Web page and app entries:
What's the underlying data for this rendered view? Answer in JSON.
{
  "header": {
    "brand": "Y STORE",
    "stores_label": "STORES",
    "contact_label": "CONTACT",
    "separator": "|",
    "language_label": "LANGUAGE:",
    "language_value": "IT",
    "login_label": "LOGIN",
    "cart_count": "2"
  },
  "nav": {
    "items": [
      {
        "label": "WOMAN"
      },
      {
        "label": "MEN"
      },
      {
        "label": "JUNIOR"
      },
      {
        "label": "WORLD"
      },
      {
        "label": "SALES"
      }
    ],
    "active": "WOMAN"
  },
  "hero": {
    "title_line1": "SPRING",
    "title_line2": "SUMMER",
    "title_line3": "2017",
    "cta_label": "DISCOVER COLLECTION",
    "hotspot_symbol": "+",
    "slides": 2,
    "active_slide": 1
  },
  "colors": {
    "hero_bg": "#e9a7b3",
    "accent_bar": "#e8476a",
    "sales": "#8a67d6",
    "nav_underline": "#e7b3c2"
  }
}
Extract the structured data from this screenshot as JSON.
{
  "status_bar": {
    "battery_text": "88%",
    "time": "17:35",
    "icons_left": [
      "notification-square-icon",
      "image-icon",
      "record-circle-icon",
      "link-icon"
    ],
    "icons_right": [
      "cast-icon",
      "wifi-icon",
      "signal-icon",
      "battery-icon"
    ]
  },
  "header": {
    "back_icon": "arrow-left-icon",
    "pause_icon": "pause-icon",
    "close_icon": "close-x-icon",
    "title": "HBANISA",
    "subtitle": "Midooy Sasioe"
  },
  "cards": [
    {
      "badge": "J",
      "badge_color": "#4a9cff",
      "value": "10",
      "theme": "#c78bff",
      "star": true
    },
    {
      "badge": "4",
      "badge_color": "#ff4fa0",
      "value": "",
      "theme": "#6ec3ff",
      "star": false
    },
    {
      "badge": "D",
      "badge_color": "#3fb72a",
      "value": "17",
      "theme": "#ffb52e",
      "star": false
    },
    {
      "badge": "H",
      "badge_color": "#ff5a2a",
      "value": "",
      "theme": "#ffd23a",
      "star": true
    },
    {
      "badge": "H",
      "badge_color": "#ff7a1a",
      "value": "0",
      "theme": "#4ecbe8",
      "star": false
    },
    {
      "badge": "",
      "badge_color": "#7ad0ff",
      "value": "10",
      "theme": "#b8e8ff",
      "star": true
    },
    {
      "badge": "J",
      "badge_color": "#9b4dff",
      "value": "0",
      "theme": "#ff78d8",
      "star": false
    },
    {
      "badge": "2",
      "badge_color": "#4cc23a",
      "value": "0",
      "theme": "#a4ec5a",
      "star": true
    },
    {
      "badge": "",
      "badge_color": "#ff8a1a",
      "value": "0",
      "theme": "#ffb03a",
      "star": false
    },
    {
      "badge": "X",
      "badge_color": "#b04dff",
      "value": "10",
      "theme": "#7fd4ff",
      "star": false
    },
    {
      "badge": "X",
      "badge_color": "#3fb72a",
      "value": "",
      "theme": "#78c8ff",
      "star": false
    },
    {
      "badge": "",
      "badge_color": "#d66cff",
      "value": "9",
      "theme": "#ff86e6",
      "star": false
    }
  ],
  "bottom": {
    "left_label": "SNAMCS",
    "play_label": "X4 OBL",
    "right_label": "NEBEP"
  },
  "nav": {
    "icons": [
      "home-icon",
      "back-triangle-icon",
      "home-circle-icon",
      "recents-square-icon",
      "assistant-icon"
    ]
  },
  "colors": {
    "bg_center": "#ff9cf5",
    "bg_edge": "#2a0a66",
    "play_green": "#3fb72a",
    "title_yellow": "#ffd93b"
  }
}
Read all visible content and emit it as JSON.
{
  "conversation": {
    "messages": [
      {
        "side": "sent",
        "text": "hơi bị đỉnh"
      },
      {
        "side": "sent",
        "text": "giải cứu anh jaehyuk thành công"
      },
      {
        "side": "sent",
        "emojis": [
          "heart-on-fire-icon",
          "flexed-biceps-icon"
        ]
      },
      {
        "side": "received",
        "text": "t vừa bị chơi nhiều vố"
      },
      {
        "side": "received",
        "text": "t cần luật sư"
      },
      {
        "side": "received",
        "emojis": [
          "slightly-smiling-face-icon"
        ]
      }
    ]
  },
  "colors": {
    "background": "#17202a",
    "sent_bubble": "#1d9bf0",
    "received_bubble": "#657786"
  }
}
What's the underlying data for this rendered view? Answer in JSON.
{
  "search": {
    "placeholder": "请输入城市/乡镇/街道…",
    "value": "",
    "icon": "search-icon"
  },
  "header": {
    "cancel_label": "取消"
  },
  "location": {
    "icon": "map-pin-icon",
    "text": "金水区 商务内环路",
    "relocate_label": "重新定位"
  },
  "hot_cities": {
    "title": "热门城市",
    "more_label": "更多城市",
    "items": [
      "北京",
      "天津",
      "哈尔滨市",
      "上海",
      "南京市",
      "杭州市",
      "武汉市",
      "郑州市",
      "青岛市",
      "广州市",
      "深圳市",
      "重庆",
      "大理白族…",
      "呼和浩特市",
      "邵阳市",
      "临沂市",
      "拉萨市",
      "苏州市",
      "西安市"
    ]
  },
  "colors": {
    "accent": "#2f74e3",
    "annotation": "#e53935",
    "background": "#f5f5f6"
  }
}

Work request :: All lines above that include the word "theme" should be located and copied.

Finished exercise ::
      "theme": "#c78bff",
      "theme": "#6ec3ff",
      "theme": "#ffb52e",
      "theme": "#ffd23a",
      "theme": "#4ecbe8",
      "theme": "#b8e8ff",
      "theme": "#ff78d8",
      "theme": "#a4ec5a",
      "theme": "#ffb03a",
      "theme": "#7fd4ff",
      "theme": "#78c8ff",
      "theme": "#ff86e6",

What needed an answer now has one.